Paris, at the moment, is more concerned with the Liberation that happened in 1944. In the Independent today there is an article about one aspect of the celebration. The French government is encouraging volunteers to dance down the streets of Paris. But not boogey – not that “rocknroll mayonnaise.” Alex Duval Smith was embedded with one group of potential lindyhoppers who were being groomed by a government sponsored dance instructor.

"Five, six, seven, eight..." The counting of my impatient dance teacher, Michael Casajus, is still ringing in my ears. "Girls and boys, I will have none of this rock'n'roll mayonnaise," he shouted as he restarted the Glenn Miller track, hoping desperately for some improvement in our dance steps.The trouble was that Casajus is a professional dancer, hired by the City of Paris to knock the dancing shoes of 1,000 Parisians into shape for the celebrations tomorrow of the 60th anniversary of the liberation of the French capital. His pupils, myself included, mostly saw the class at the Gymnase Saint-Merri, opposite the Pompidou Centre, as an opportunity for some free fun courtesy of the French taxpayer.”

I am hoping to hear more from this from LI’s correspondent in Paris, LI’s friend M. The Liberation festival will end in a ball. Here’s another graf from the article:

“The preparations for the Liberation commemorations - which include poetry in the Metro and photographic poster displays in the streets - have successfully brought together Parisians of all ages. The volunteer dancers - who were mainly recruited through adverts in newspapers - are expected to dress in period clothes that they have been encouraged to make - or alter for the occasion - at a sewing workshop in the 4th-arrondissement town hall. There have also been sessions in 1940s hairstyling, and even one called "dying your legs with tea".

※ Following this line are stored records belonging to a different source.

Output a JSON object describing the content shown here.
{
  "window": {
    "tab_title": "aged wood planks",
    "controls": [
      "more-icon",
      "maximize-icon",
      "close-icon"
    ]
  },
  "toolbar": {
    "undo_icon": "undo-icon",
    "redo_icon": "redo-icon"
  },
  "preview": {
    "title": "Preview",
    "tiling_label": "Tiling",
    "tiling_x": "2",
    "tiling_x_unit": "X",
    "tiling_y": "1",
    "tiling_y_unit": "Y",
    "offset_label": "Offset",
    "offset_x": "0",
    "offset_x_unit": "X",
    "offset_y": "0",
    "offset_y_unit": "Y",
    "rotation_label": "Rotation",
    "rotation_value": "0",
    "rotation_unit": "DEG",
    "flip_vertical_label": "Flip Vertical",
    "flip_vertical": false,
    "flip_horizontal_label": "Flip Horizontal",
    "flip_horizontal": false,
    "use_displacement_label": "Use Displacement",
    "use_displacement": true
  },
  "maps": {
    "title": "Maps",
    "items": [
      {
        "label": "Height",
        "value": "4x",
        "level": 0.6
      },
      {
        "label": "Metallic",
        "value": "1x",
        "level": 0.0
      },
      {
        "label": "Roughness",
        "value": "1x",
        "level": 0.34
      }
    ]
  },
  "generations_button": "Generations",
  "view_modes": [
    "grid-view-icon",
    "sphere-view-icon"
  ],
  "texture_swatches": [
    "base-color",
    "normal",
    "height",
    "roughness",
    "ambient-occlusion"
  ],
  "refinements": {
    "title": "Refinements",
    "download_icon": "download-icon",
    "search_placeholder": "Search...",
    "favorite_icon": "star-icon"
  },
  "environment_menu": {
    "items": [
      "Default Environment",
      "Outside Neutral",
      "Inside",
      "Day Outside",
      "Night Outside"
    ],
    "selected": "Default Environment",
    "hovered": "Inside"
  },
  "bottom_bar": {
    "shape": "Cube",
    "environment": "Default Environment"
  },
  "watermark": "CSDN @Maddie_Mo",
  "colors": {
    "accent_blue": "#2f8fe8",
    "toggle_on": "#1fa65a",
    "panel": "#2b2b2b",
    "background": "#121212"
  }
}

Perhaps Michael Bloomberg should have thought about something similar – issuing, for instance, gray or pea green uniforms, with CSA sewed onto them, to commemorate the true spirit of the GOP at the moment – the party of Jeff Davis, Strom Thurmond, and Gone with the Wind. The note should be Richmond, Virginia, circa 1862.